> _RECORDS SUPPLIED_
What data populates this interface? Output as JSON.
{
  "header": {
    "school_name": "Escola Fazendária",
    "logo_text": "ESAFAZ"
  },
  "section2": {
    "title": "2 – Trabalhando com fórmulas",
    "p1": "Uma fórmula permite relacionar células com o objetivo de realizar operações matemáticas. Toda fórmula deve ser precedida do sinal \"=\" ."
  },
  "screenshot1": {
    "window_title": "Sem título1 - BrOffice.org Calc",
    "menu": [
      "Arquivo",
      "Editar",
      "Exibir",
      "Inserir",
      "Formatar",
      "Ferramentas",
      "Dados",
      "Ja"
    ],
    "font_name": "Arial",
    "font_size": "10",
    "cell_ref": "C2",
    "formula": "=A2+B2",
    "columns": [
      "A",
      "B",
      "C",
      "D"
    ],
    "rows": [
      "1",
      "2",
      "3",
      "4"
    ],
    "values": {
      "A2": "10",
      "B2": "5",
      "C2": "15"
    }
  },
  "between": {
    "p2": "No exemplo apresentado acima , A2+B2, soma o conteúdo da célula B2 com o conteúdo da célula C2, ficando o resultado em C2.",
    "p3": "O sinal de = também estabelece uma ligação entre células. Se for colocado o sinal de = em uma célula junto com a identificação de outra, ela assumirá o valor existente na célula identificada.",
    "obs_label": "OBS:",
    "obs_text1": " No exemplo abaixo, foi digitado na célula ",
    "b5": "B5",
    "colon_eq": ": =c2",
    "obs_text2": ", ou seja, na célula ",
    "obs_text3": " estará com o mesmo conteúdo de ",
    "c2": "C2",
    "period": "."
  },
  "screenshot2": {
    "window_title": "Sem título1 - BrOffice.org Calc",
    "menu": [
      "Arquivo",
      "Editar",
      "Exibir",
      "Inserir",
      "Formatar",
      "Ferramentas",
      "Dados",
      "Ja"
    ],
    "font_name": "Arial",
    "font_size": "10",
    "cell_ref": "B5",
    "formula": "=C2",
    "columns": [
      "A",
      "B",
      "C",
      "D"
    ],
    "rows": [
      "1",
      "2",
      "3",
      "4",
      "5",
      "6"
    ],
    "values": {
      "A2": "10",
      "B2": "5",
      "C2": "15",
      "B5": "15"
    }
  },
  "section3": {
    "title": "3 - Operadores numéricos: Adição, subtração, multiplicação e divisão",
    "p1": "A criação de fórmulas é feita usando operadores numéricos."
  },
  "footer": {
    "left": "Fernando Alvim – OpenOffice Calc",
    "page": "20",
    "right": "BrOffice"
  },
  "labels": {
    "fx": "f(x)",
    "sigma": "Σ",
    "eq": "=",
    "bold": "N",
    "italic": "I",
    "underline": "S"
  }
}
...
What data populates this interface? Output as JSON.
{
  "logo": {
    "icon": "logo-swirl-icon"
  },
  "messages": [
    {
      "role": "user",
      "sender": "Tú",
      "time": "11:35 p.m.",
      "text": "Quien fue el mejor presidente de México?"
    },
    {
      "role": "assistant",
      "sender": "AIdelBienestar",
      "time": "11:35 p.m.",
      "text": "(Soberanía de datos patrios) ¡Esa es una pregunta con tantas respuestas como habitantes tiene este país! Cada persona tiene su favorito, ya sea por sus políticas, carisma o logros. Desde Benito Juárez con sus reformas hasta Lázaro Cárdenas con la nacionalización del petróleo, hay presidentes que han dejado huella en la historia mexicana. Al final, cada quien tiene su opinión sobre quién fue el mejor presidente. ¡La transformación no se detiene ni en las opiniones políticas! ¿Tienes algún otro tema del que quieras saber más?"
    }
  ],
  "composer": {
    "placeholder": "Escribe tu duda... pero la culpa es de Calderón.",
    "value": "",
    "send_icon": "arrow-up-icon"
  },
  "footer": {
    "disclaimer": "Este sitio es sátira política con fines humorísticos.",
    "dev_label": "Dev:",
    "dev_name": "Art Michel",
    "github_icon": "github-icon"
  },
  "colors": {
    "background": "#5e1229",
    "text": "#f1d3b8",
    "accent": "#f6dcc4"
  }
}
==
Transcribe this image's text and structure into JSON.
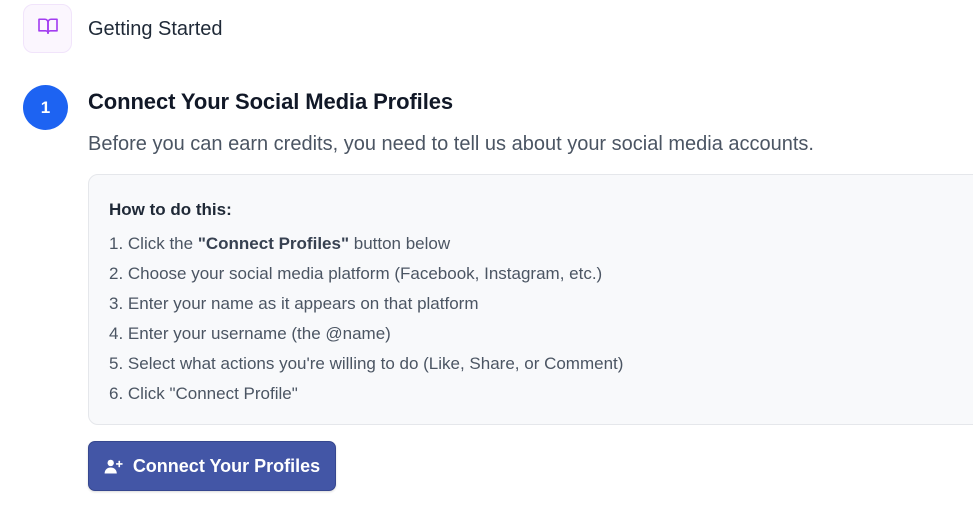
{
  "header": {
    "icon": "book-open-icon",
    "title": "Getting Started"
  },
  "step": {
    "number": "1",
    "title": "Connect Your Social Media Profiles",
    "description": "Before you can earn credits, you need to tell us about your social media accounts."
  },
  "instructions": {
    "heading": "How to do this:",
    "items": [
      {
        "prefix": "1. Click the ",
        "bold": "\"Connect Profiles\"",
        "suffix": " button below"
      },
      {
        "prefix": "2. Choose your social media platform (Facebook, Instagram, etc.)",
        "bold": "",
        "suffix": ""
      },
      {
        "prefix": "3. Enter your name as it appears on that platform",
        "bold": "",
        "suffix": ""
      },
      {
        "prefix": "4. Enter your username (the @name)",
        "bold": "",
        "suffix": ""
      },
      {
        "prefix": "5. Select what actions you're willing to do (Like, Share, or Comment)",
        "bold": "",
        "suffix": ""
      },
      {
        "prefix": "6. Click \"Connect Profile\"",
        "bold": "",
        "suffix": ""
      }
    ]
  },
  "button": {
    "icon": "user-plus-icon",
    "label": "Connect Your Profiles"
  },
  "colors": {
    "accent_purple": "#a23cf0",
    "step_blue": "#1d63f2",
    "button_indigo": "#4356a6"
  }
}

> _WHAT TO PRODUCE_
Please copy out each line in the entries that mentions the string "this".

> _WRITTEN ANSWER_
What data populates this interface? Output as JSON.
What data populates this interface? Output as JSON.
Transcribe this image's text and structure into JSON.
    "heading": "How to do this:",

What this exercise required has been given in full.